#### [Exercise directions]
All of the data below should be set down again verbatim, without any images.

Record extracts section start

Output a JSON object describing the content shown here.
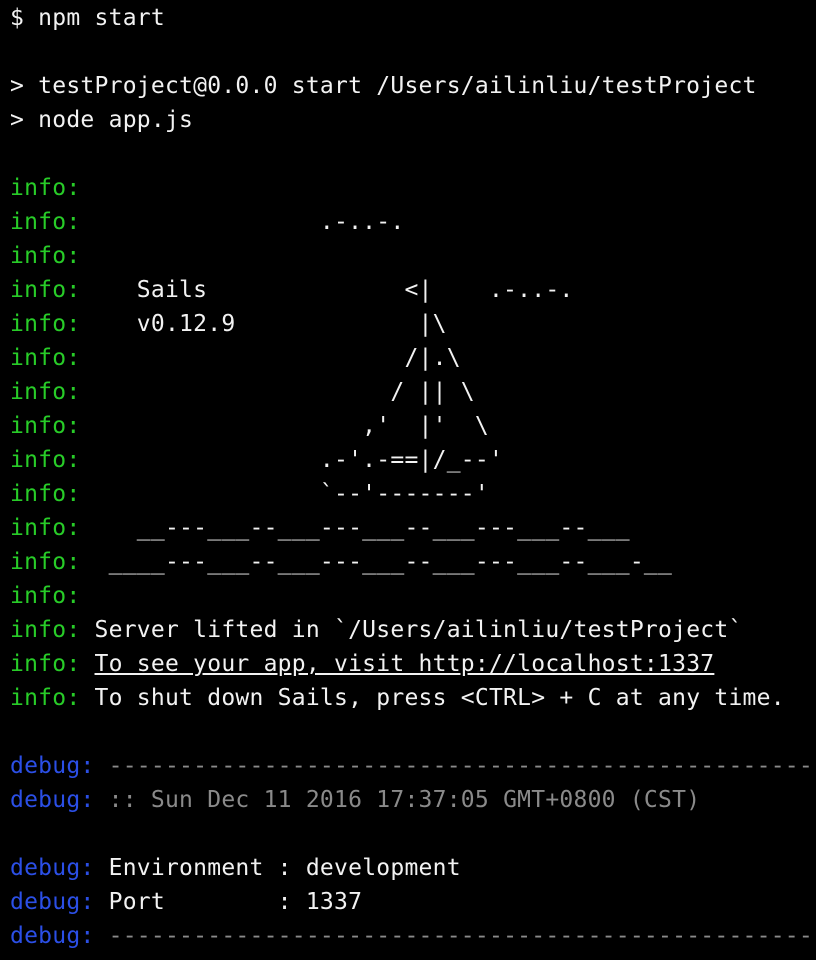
{
  "colors": {
    "background": "#000000",
    "text": "#f2f2f2",
    "info_prefix": "#28cc28",
    "debug_prefix": "#2b4fe6",
    "dim_text": "#8a8a8a"
  },
  "lines": [
    {
      "kind": "plain",
      "text": "$ npm start"
    },
    {
      "kind": "blank",
      "text": ""
    },
    {
      "kind": "plain",
      "text": "> testProject@0.0.0 start /Users/ailinliu/testProject"
    },
    {
      "kind": "plain",
      "text": "> node app.js"
    },
    {
      "kind": "blank",
      "text": ""
    },
    {
      "kind": "info",
      "prefix": "info:",
      "text": ""
    },
    {
      "kind": "info",
      "prefix": "info:",
      "text": "                .-..-."
    },
    {
      "kind": "info",
      "prefix": "info:",
      "text": ""
    },
    {
      "kind": "info",
      "prefix": "info:",
      "text": "   Sails              <|    .-..-."
    },
    {
      "kind": "info",
      "prefix": "info:",
      "text": "   v0.12.9             |\\"
    },
    {
      "kind": "info",
      "prefix": "info:",
      "text": "                      /|.\\"
    },
    {
      "kind": "info",
      "prefix": "info:",
      "text": "                     / || \\"
    },
    {
      "kind": "info",
      "prefix": "info:",
      "text": "                   ,'  |'  \\"
    },
    {
      "kind": "info",
      "prefix": "info:",
      "text": "                .-'.-==|/_--'"
    },
    {
      "kind": "info",
      "prefix": "info:",
      "text": "                `--'-------'"
    },
    {
      "kind": "info",
      "prefix": "info:",
      "text": "   __---___--___---___--___---___--___"
    },
    {
      "kind": "info",
      "prefix": "info:",
      "text": " ____---___--___---___--___---___--___-__"
    },
    {
      "kind": "info",
      "prefix": "info:",
      "text": ""
    },
    {
      "kind": "info",
      "prefix": "info:",
      "text": "Server lifted in `/Users/ailinliu/testProject`"
    },
    {
      "kind": "info-link",
      "prefix": "info:",
      "text": "To see your app, visit http://localhost:1337"
    },
    {
      "kind": "info",
      "prefix": "info:",
      "text": "To shut down Sails, press <CTRL> + C at any time."
    },
    {
      "kind": "blank",
      "text": ""
    },
    {
      "kind": "debug-dim",
      "prefix": "debug:",
      "text": "-------------------------------------------------------"
    },
    {
      "kind": "debug-dim",
      "prefix": "debug:",
      "text": ":: Sun Dec 11 2016 17:37:05 GMT+0800 (CST)"
    },
    {
      "kind": "blank",
      "text": ""
    },
    {
      "kind": "debug",
      "prefix": "debug:",
      "text": "Environment : development"
    },
    {
      "kind": "debug",
      "prefix": "debug:",
      "text": "Port        : 1337"
    },
    {
      "kind": "debug-dim",
      "prefix": "debug:",
      "text": "-------------------------------------------------------"
    }
  ]
}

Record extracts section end

#### [Answer]
Output a JSON object describing the content shown here.
{
  "colors": {
    "background": "#000000",
    "text": "#f2f2f2",
    "info_prefix": "#28cc28",
    "debug_prefix": "#2b4fe6",
    "dim_text": "#8a8a8a"
  },
  "lines": [
    {
      "kind": "plain",
      "text": "$ npm start"
    },
    {
      "kind": "blank",
      "text": ""
    },
    {
      "kind": "plain",
      "text": "> testProject@0.0.0 start /Users/ailinliu/testProject"
    },
    {
      "kind": "plain",
      "text": "> node app.js"
    },
    {
      "kind": "blank",
      "text": ""
    },
    {
      "kind": "info",
      "prefix": "info:",
      "text": ""
    },
    {
      "kind": "info",
      "prefix": "info:",
      "text": "                .-..-."
    },
    {
      "kind": "info",
      "prefix": "info:",
      "text": ""
    },
    {
      "kind": "info",
      "prefix": "info:",
      "text": "   Sails              <|    .-..-."
    },
    {
      "kind": "info",
      "prefix": "info:",
      "text": "   v0.12.9             |\\"
    },
    {
      "kind": "info",
      "prefix": "info:",
      "text": "                      /|.\\"
    },
    {
      "kind": "info",
      "prefix": "info:",
      "text": "                     / || \\"
    },
    {
      "kind": "info",
      "prefix": "info:",
      "text": "                   ,'  |'  \\"
    },
    {
      "kind": "info",
      "prefix": "info:",
      "text": "                .-'.-==|/_--'"
    },
    {
      "kind": "info",
      "prefix": "info:",
      "text": "                `--'-------'"
    },
    {
      "kind": "info",
      "prefix": "info:",
      "text": "   __---___--___---___--___---___--___"
    },
    {
      "kind": "info",
      "prefix": "info:",
      "text": " ____---___--___---___--___---___--___-__"
    },
    {
      "kind": "info",
      "prefix": "info:",
      "text": ""
    },
    {
      "kind": "info",
      "prefix": "info:",
      "text": "Server lifted in `/Users/ailinliu/testProject`"
    },
    {
      "kind": "info-link",
      "prefix": "info:",
      "text": "To see your app, visit http://localhost:1337"
    },
    {
      "kind": "info",
      "prefix": "info:",
      "text": "To shut down Sails, press <CTRL> + C at any time."
    },
    {
      "kind": "blank",
      "text": ""
    },
    {
      "kind": "debug-dim",
      "prefix": "debug:",
      "text": "-------------------------------------------------------"
    },
    {
      "kind": "debug-dim",
      "prefix": "debug:",
      "text": ":: Sun Dec 11 2016 17:37:05 GMT+0800 (CST)"
    },
    {
      "kind": "blank",
      "text": ""
    },
    {
      "kind": "debug",
      "prefix": "debug:",
      "text": "Environment : development"
    },
    {
      "kind": "debug",
      "prefix": "debug:",
      "text": "Port        : 1337"
    },
    {
      "kind": "debug-dim",
      "prefix": "debug:",
      "text": "-------------------------------------------------------"
    }
  ]
}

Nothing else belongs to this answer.